“With all our e-commerce partners, we’re using data to help us find innovative solutions to unlock key barriers of high cost delivery and poor credit card penetration in remote areas,” said Anusha Babbar, e-commerce director at Unilever Southeast Asia and Australasia.
The conglomerate, which works with the likes of Singapore online grocer RedMart, Indonesia’s Blibli and Vietnam’s Tiki, said it introduced its St Ives skincare brand on Lazada after seeing a trend towards natural products and shopper search data.
DATA AND LOGISTICS
“Traditional retailers will struggle to see customer behavior,” said Lazada Thailand’s CEO, Alessandro Piscini. “We can tell if a customer is pregnant from their search behavior.”
Lazada, he said, plans to use data science to help its merchants customize offers for specific customer groups based on age, gender and other preferences.
Zalora, which sells clothing and accessories online in markets including Singapore, Malaysia and Indonesia, said it was working on ad-hoc projects with some brands to help them understand their customers based on data.
Lazada and Zalora are among the few e-commerce platforms that operate in multiple Southeast Asian countries.
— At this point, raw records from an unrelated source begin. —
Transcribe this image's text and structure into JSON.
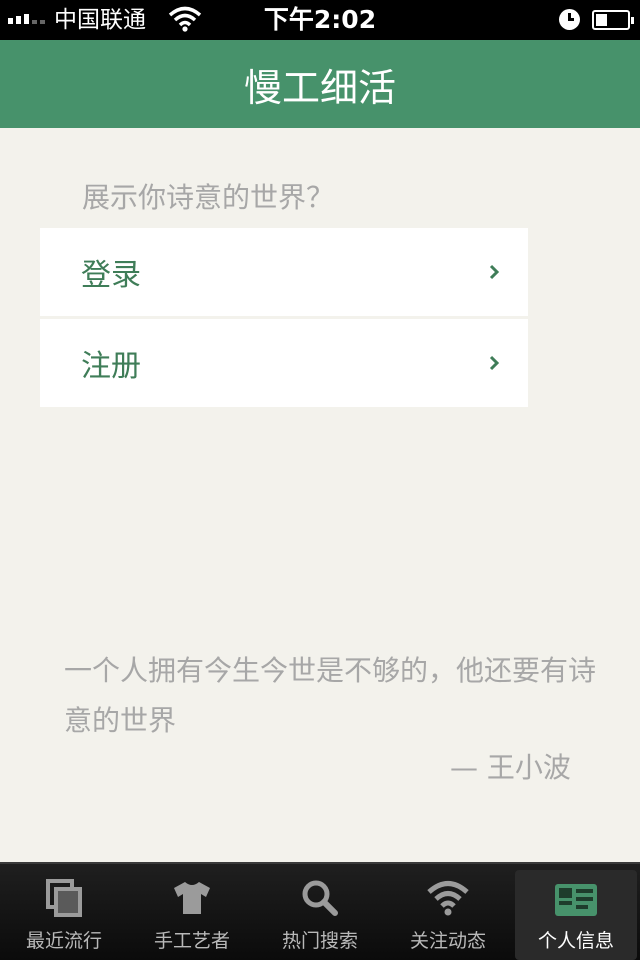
{
  "status_bar": {
    "carrier": "中国联通",
    "time": "下午2:02"
  },
  "nav": {
    "title": "慢工细活"
  },
  "prompt": "展示你诗意的世界？",
  "menu": [
    {
      "label": "登录"
    },
    {
      "label": "注册"
    }
  ],
  "quote": {
    "text": "一个人拥有今生今世是不够的，他还要有诗意的世界",
    "author": "— 王小波"
  },
  "tabs": [
    {
      "label": "最近流行",
      "icon": "layers-icon"
    },
    {
      "label": "手工艺者",
      "icon": "tshirt-icon"
    },
    {
      "label": "热门搜索",
      "icon": "search-icon"
    },
    {
      "label": "关注动态",
      "icon": "wifi-icon"
    },
    {
      "label": "个人信息",
      "icon": "id-card-icon",
      "active": true
    }
  ],
  "colors": {
    "primary": "#47926b",
    "background": "#f3f2ec",
    "text_muted": "#a7a7a7"
  }
}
But the region is becoming a new battleground as Amazon (AMZN.O) and JD.com (JD.O) make beachheads in Singapore and Thailand.
Lazada Thailand will focus on partnering with fast-moving consumer goods companies to maintain its lead, Piscini said, and is expanding its logistics footprint across a region that has poor roads, clogged cities and thousands of often remote islands.
To be sure, online still contributes a tiny portion to consumer goods companies’ sales, but some local firms are going beyond partnerships and investing in their own e-commerce capabilities.
Thailand’s top consumer goods manufacturer Saha Group (SPI.BK) (SPC.BK) has seen online sales of some of its brands rise tenfold since it began a partnership with Lazada in June, but online still represents just 1-2 percent of total sales.
Saha is using e-commerce data to customize offerings.
“We now make real-time offerings to customers. Before, promotions would be seasonal,” Chairman Boonsithi Chokwatana told Reuters.
The company, whose products include instant noodles, toothpaste and laundry detergent, is investing 2 billion baht ($ 60 million) in logistics to support its e-commerce ambitions, including a 21-storey warehouse and a big data team, he said.
Reporting by Aradhana Aravindan in SINGAPORE and Chayut Setboonsarng in BANGKOJK; Editing by Ian Geoghegan